In her race for Indiana superintendent of public instruction, Jennifer McCormick raked in donations from school choice advocates. But at a forum Saturday, she seemed at home in a room packed with critics of vouchers and charter schools.
At an event hosted by the Indiana Coalition for Public Education, which advocates for public schools, McCormick called for more accountability and transparency for charter schools and private schools that receive vouchers.
McCormick, who is a Republican, joined two former state superintendents. The panel featured Glenda Ritz, a Democrat who is beloved by many teachers and union supporters but lost her re-election bid to McCormick in 2016. The final panelist, Republican Suellen Reed, led the Indiana Department of Education for 16 years.

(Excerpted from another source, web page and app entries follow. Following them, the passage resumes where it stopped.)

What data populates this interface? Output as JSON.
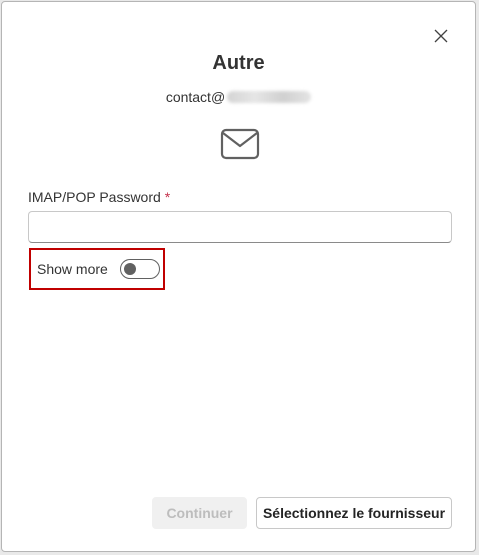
{
  "dialog": {
    "title": "Autre",
    "email_prefix": "contact@",
    "close_icon": "close-icon",
    "mail_icon": "mail-icon"
  },
  "form": {
    "password_label": "IMAP/POP Password",
    "required_marker": "*",
    "password_value": "",
    "show_more_label": "Show more",
    "show_more_on": false
  },
  "buttons": {
    "continue_label": "Continuer",
    "continue_disabled": true,
    "provider_label": "Sélectionnez le fournisseur"
  },
  "colors": {
    "required": "#c4314b",
    "highlight_border": "#c00000",
    "toggle_off": "#616161"
  }
}
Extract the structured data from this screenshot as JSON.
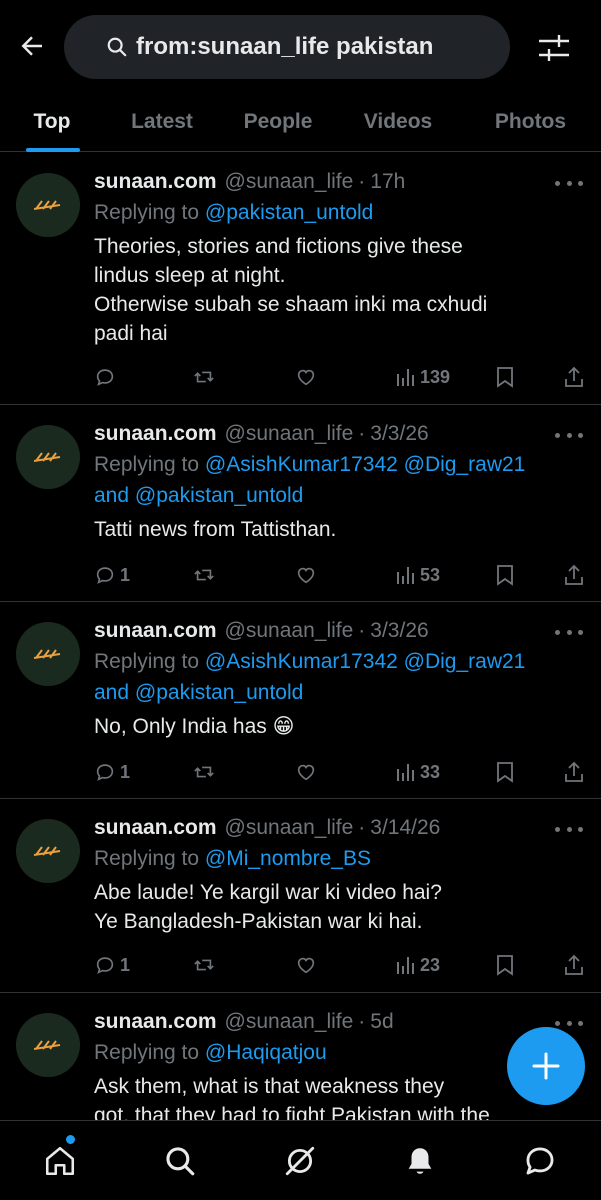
{
  "search": {
    "query": "from:sunaan_life pakistan"
  },
  "tabs": [
    {
      "label": "Top",
      "active": true
    },
    {
      "label": "Latest",
      "active": false
    },
    {
      "label": "People",
      "active": false
    },
    {
      "label": "Videos",
      "active": false
    },
    {
      "label": "Photos",
      "active": false
    }
  ],
  "tweets": [
    {
      "name": "sunaan.com",
      "handle": "@sunaan_life",
      "time": "17h",
      "replying_prefix": "Replying to",
      "mentions_line1": "@pakistan_untold",
      "mentions_line2_prefix": "",
      "mentions_line2": "",
      "text": [
        "Theories, stories and fictions give these",
        "lindus sleep at night.",
        "Otherwise subah se shaam inki ma cxhudi",
        "padi hai"
      ],
      "replies": "",
      "views": "139"
    },
    {
      "name": "sunaan.com",
      "handle": "@sunaan_life",
      "time": "3/3/26",
      "replying_prefix": "Replying to",
      "mentions_line1": "@AsishKumar17342 @Dig_raw21",
      "mentions_line2_prefix": "and",
      "mentions_line2": "@pakistan_untold",
      "text": [
        "Tatti news from Tattisthan."
      ],
      "replies": "1",
      "views": "53"
    },
    {
      "name": "sunaan.com",
      "handle": "@sunaan_life",
      "time": "3/3/26",
      "replying_prefix": "Replying to",
      "mentions_line1": "@AsishKumar17342 @Dig_raw21",
      "mentions_line2_prefix": "and",
      "mentions_line2": "@pakistan_untold",
      "text": [
        "No, Only India has 😁"
      ],
      "replies": "1",
      "views": "33"
    },
    {
      "name": "sunaan.com",
      "handle": "@sunaan_life",
      "time": "3/14/26",
      "replying_prefix": "Replying to",
      "mentions_line1": "@Mi_nombre_BS",
      "mentions_line2_prefix": "",
      "mentions_line2": "",
      "text": [
        "Abe laude! Ye kargil war ki video hai?",
        "Ye Bangladesh-Pakistan war ki hai."
      ],
      "replies": "1",
      "views": "23"
    },
    {
      "name": "sunaan.com",
      "handle": "@sunaan_life",
      "time": "5d",
      "replying_prefix": "Replying to",
      "mentions_line1": "@Haqiqatjou",
      "mentions_line2_prefix": "",
      "mentions_line2": "",
      "text": [
        "Ask them, what is that weakness they",
        "got, that they had to fight Pakistan with the"
      ],
      "replies": "",
      "views": ""
    }
  ],
  "icons": {
    "back": "arrow-left-icon",
    "search": "search-icon",
    "filter": "sliders-icon",
    "reply": "reply-icon",
    "retweet": "retweet-icon",
    "like": "heart-icon",
    "views": "views-icon",
    "bookmark": "bookmark-icon",
    "share": "share-icon",
    "compose": "plus-icon",
    "nav": [
      "home-icon",
      "search-icon",
      "grok-icon",
      "bell-icon",
      "messages-icon"
    ]
  },
  "colors": {
    "accent": "#1d9bf0",
    "background": "#000000",
    "muted": "#71767b",
    "text": "#e7e9ea"
  }
}
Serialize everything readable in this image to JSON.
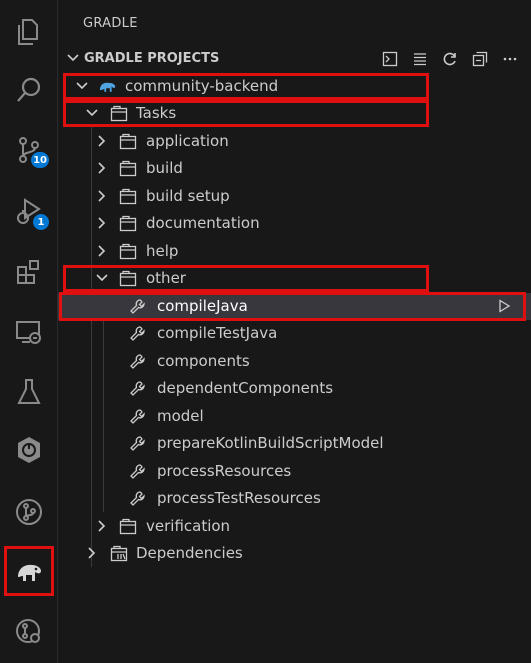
{
  "panel_title": "GRADLE",
  "section_title": "GRADLE PROJECTS",
  "activity_badges": {
    "source_control": "10",
    "run_debug": "1"
  },
  "tree": {
    "project": "community-backend",
    "tasks": "Tasks",
    "groups": [
      "application",
      "build",
      "build setup",
      "documentation",
      "help"
    ],
    "other": "other",
    "other_tasks": [
      "compileJava",
      "compileTestJava",
      "components",
      "dependentComponents",
      "model",
      "prepareKotlinBuildScriptModel",
      "processResources",
      "processTestResources"
    ],
    "verification": "verification",
    "dependencies": "Dependencies"
  },
  "icons": {
    "activity": [
      "explorer-icon",
      "search-icon",
      "source-control-icon",
      "run-debug-icon",
      "extensions-icon",
      "remote-explorer-icon",
      "testing-icon",
      "spring-boot-icon",
      "git-graph-icon",
      "gradle-elephant-icon",
      "gitlens-icon"
    ],
    "header_actions": [
      "terminal-icon",
      "list-icon",
      "refresh-icon",
      "collapse-all-icon",
      "more-icon"
    ]
  },
  "colors": {
    "highlight_box": "#e01010",
    "badge": "#0078d4",
    "elephant": "#4fa3e0"
  }
}
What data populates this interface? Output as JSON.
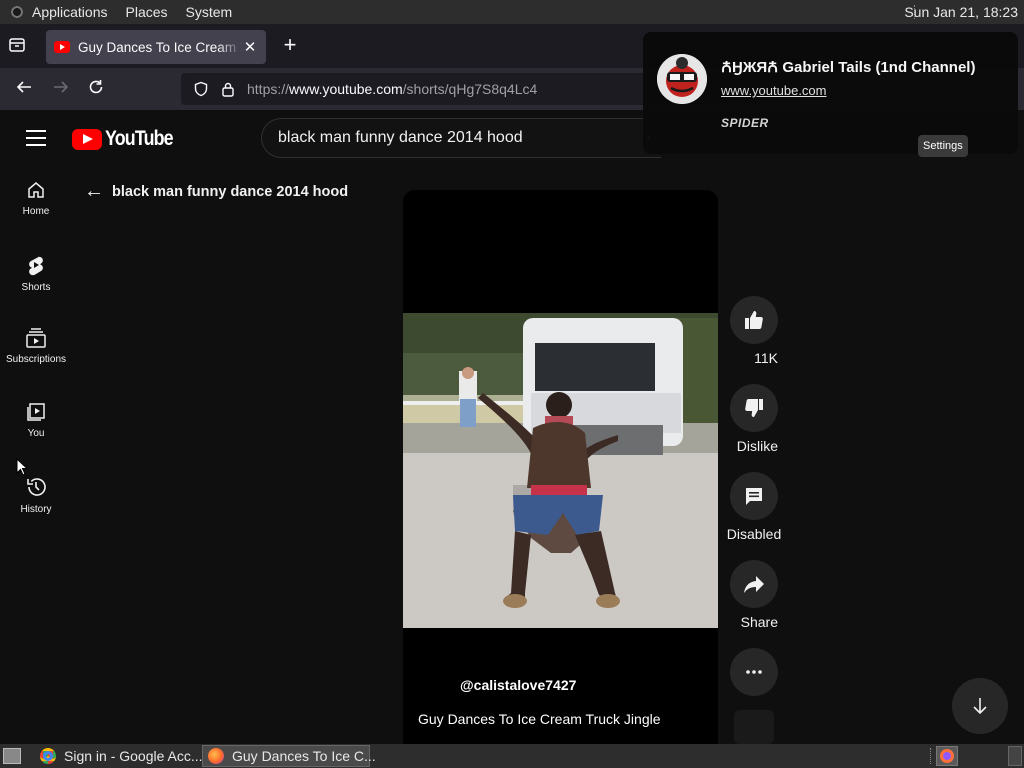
{
  "top_panel": {
    "menus": [
      "Applications",
      "Places",
      "System"
    ],
    "clock": "Sun Jan 21, 18:23"
  },
  "browser": {
    "tab_title": "Guy Dances To Ice Cream Truck Jingle",
    "url_prefix": "https://",
    "url_host": "www.youtube.com",
    "url_path": "/shorts/qHg7S8q4Lc4"
  },
  "youtube": {
    "logo_text": "YouTube",
    "search_query": "black man funny dance 2014 hood",
    "guide": [
      {
        "label": "Home",
        "icon": "home-icon"
      },
      {
        "label": "Shorts",
        "icon": "shorts-icon"
      },
      {
        "label": "Subscriptions",
        "icon": "subscriptions-icon"
      },
      {
        "label": "You",
        "icon": "you-icon"
      },
      {
        "label": "History",
        "icon": "history-icon"
      }
    ],
    "back_title": "black man funny dance 2014 hood",
    "channel_handle": "@calistalove7427",
    "video_title": "Guy Dances To Ice Cream Truck Jingle",
    "actions": {
      "like": "11K",
      "dislike": "Dislike",
      "comments": "Disabled",
      "share": "Share"
    }
  },
  "notification": {
    "title": "ꙈӇЖЯꙈ Gabriel Tails (1nd Channel)",
    "link": "www.youtube.com",
    "label": "SPIDER"
  },
  "tooltip": "Settings",
  "taskbar": {
    "tasks": [
      "Sign in - Google Acc...",
      "Guy Dances To Ice C..."
    ]
  }
}
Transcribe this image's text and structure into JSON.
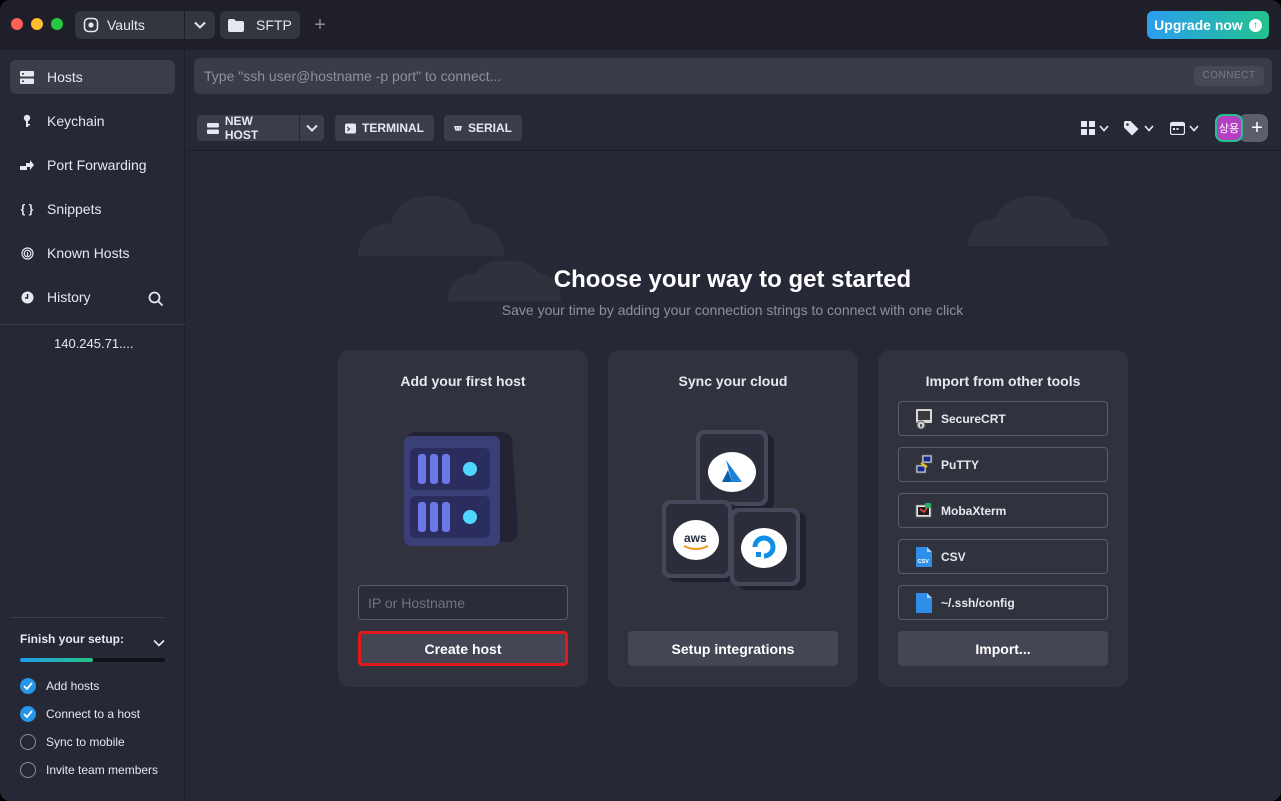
{
  "titlebar": {
    "tabs": [
      {
        "label": "Vaults",
        "icon": "vault-icon"
      },
      {
        "label": "SFTP",
        "icon": "folder-icon"
      }
    ],
    "add_tab_icon": "plus-icon",
    "upgrade_label": "Upgrade now"
  },
  "sidebar": {
    "items": [
      {
        "label": "Hosts",
        "icon": "hosts-grid-icon",
        "active": true
      },
      {
        "label": "Keychain",
        "icon": "key-icon"
      },
      {
        "label": "Port Forwarding",
        "icon": "port-forward-icon"
      },
      {
        "label": "Snippets",
        "icon": "braces-icon"
      },
      {
        "label": "Known Hosts",
        "icon": "fingerprint-icon"
      },
      {
        "label": "History",
        "icon": "clock-icon"
      }
    ],
    "recent_host": "140.245.71....",
    "setup": {
      "title": "Finish your setup:",
      "progress": 0.5,
      "steps": [
        {
          "label": "Add hosts",
          "done": true
        },
        {
          "label": "Connect to a host",
          "done": true
        },
        {
          "label": "Sync to mobile",
          "done": false
        },
        {
          "label": "Invite team members",
          "done": false
        }
      ]
    }
  },
  "connect": {
    "placeholder": "Type \"ssh user@hostname -p port\" to connect...",
    "button_label": "CONNECT"
  },
  "toolbar": {
    "new_host": "NEW HOST",
    "terminal": "TERMINAL",
    "serial": "SERIAL",
    "avatar_text": "상용"
  },
  "hero": {
    "title": "Choose your way to get started",
    "subtitle": "Save your time by adding your connection strings to connect with one click"
  },
  "cards": {
    "add_host": {
      "title": "Add your first host",
      "input_placeholder": "IP or Hostname",
      "button": "Create host"
    },
    "sync_cloud": {
      "title": "Sync your cloud",
      "button": "Setup integrations",
      "providers": [
        "Azure",
        "aws",
        "DigitalOcean"
      ]
    },
    "import": {
      "title": "Import from other tools",
      "items": [
        "SecureCRT",
        "PuTTY",
        "MobaXterm",
        "CSV",
        "~/.ssh/config"
      ],
      "button": "Import..."
    }
  },
  "colors": {
    "accent": "#2595e8",
    "highlight": "#e01a1a",
    "upgrade_start": "#2b9ef0",
    "upgrade_end": "#22c38e"
  }
}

The three education leaders raised concerns about private school vouchers and charter schools, a theme that drew applause from the audience.
McCormick appears to accept that charter schools and voucher funding for private schools are here to stay in Indiana. In a school choice system, however, all schools that receive public funds should have the same scrutiny, she said.
“If we are going to go choice,” she said, “shouldn’t it be quality choice? Whether it’s a traditional public or a charter or a voucher—should that not be a quality choice?”
Instead of creating a completely free market, the state should make sure that schools are meeting baseline expectations, she said. As it stands, some schools are not meeting minimum expectations.
“It shouldn’t be a free for all,” McCormick said.
McCormick’s position drew a weary half-smile from Ritz, who frequently butted heads with politicians who advocate for school choice. “Good luck,” she said.
“It is very frustrating to see what has happened with a lot of those dollars that has come through,” Ritz continued. “We know they are not being used appropriately.”
In some ways, the competition from school choice has made traditional public schools better, Reed said.
“The problem is, there’s only so much money go around” for schools, Reed said. “As the amount of money has diminished, for whatever purpose, it makes it harder to get things done that absolutely have to be done.”
There was wide support from the panelists for fighting both to get more school funding and to prevent schools from losing federal funding they rely on, such as the aid schools receive to help educate poor children.
“We will never have enough. I mean, that’s the bottom line, but we have got to continue to fight for what we can get,” McCormick said. “We are trying to scrape and save every penny and fight for what we can get.”